**Required action:** When you return the data, keep each character exactly as it appears.

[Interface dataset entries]
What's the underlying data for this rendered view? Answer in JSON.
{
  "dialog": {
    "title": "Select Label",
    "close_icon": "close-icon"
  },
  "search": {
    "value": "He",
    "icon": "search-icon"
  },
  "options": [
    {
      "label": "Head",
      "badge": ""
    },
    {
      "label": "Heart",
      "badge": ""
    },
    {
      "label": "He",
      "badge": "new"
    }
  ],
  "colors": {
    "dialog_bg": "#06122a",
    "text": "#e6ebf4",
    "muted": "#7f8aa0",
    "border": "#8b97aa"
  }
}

**Written response:**
What's the underlying data for this rendered view? Answer in JSON.
{
  "dialog": {
    "title": "Select Label",
    "close_icon": "close-icon"
  },
  "search": {
    "value": "He",
    "icon": "search-icon"
  },
  "options": [
    {
      "label": "Head",
      "badge": ""
    },
    {
      "label": "Heart",
      "badge": ""
    },
    {
      "label": "He",
      "badge": "new"
    }
  ],
  "colors": {
    "dialog_bg": "#06122a",
    "text": "#e6ebf4",
    "muted": "#7f8aa0",
    "border": "#8b97aa"
  }
}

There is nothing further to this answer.